▼
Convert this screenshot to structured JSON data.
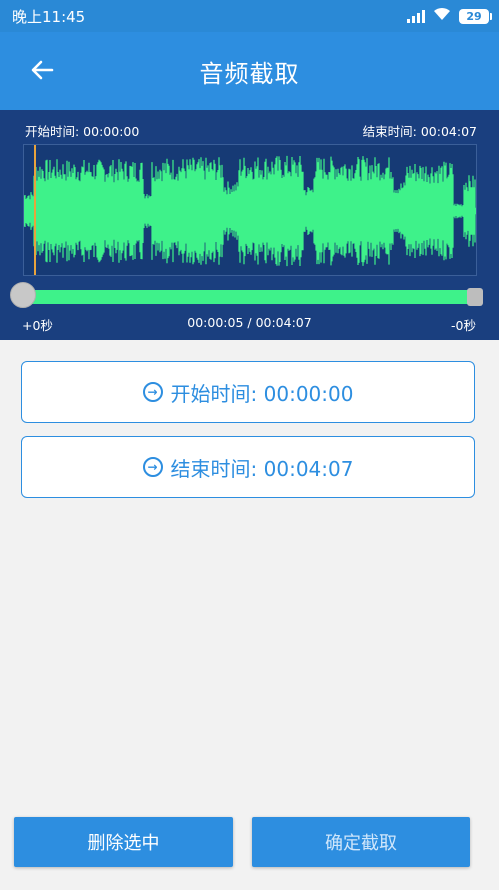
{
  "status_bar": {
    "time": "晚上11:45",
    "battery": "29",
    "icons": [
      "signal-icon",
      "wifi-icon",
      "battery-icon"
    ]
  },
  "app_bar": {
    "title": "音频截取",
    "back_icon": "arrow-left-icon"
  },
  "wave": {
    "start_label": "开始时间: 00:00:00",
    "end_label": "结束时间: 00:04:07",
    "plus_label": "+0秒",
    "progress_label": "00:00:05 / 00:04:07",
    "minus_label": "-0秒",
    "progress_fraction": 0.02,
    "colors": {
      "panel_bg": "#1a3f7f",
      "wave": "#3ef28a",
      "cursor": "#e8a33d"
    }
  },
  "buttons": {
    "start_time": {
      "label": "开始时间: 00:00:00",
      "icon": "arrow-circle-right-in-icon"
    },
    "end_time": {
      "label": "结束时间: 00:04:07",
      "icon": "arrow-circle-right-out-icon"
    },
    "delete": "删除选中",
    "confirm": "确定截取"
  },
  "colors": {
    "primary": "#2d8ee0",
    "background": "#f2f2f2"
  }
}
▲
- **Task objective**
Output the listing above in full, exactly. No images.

- **Solution below**
Convert this screenshot to structured JSON data.
{
  "status_bar": {
    "time": "晚上11:45",
    "battery": "29",
    "icons": [
      "signal-icon",
      "wifi-icon",
      "battery-icon"
    ]
  },
  "app_bar": {
    "title": "音频截取",
    "back_icon": "arrow-left-icon"
  },
  "wave": {
    "start_label": "开始时间: 00:00:00",
    "end_label": "结束时间: 00:04:07",
    "plus_label": "+0秒",
    "progress_label": "00:00:05 / 00:04:07",
    "minus_label": "-0秒",
    "progress_fraction": 0.02,
    "colors": {
      "panel_bg": "#1a3f7f",
      "wave": "#3ef28a",
      "cursor": "#e8a33d"
    }
  },
  "buttons": {
    "start_time": {
      "label": "开始时间: 00:00:00",
      "icon": "arrow-circle-right-in-icon"
    },
    "end_time": {
      "label": "结束时间: 00:04:07",
      "icon": "arrow-circle-right-out-icon"
    },
    "delete": "删除选中",
    "confirm": "确定截取"
  },
  "colors": {
    "primary": "#2d8ee0",
    "background": "#f2f2f2"
  }
}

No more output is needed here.